While very few organizations are already at the enterprise maturity level, CIOs in these organizations can take an active role in developing social business strategy by supporting the creation of a social business council and dedicating staff to support social strategy.

Read more

Social Media Best Practices: Don’t Take A Bite Out Of The Apple

Peter O'Neill

This is Peter O’Neill and I had a very busy Forrester Marketing Forum last week in San Francisco: two presentations (well, two halves, I suppose, because I was the co-presenter) plus dozens of one-on-ones with Forrester clients. While I would have preferred to talk about differentiation in the customer lifecycle, the theme of my first Forum presentation and my most recent report, the incorporation of social media into the marketing mix continues to be the hottest topic for most tech marketers. It was exciting to be able to share our brand new Tech Buyer Social Technographics data which has just come in. BTW, the level of social media activity in European buyers is still ahead of American buyers – I will be presenting the European data in my planned Forrester teleconferences on May 9th: once in German for local clients, prospects and press; and once in English for other Forrester clients.  

Read more

Oracle Says No To Itanium – Embarrassment For Intel, Big Problem For HP

Richard Fichera

Oracle announced today that it is going to cease development for Itanium across its product line, stating that itbelieved, after consultation with Intel management, that x86 was Intel’s strategic platform. Intel of course responded with a press release that specifically stated that there were at least two additional Itanium products in active development – Poulsen (which has seen its initial specifications, if not availability, announced), and Kittson, of which little is known.

This is a huge move, and one that seems like a kick carefully aimed at the you know what’s of HP’s Itanium-based server business, which competes directly with Oracle’s SPARC-based Unix servers. If Oracle stays the course in the face of what will certainly be immense pressure from HP, mild censure from Intel, and consternation on the part of many large customers, the consequences are pretty obvious:

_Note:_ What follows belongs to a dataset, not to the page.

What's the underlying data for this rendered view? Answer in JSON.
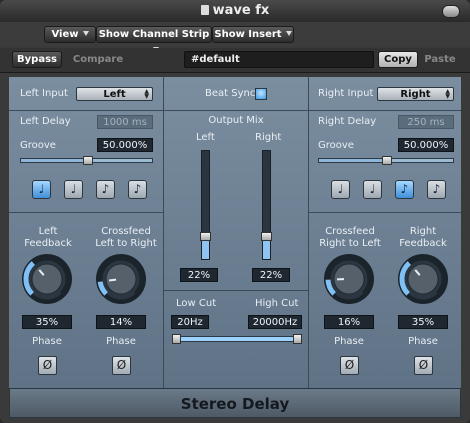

  • Intel loses prestige, credibility for Itanium, and a potential drop-off of business from its only large Itanium customer. Nonetheless, the majority of Intel’s server business is x86, and it will, in the end, suffer only a token loss of revenue. Intel’s response to this move by Oracle will be muted – public defense of Itanium, but no fireworks.
Read more

Your Social Media Programs Are Global - Whether You Want Them To Be Or Not

Nate Elliott

The Groundswell is now global. Social media has entered the mainstream in every single market Forrester regularly surveys — and in most of those markets, social media use is at 75% or higher. Australian, Japanese and Italian online users all show stronger adoption of social media than Americans do – and Chinese, Dutch and Swedish users have nearly pulled level with the Americans. And in 2010 Facebook reported that more than 70% of its active users were outside the US, while Twitter said more than 60% of its accounts come from outside the US.

The simple fact is that if your company has a social media program, that program is global — whether you want it to be or not. And this isn’t just a nuisance or a language issue. Failing to recognize the global nature of your social programs means you might be telling foreign users about products that aren’t available in their countries (for instance, Toyota UK reached more than 100 million people with a fantastic blogger outreach program for its iQ model; but it turns out that more than 95% of those people live in countries where the iQ isn’t for sale). Or you may be advertising discounts and promotions to which many users don’t have access (for instance, while Amazon’s Facebook page promoted a special price of $89 for the Kindle last November, a Kindle cost almost twice as much in the UK — and wasn’t available at all in most other markets). If you work in a regulated industry like financial services or pharmaceuticals, you risk running afoul of government regulators.

Read more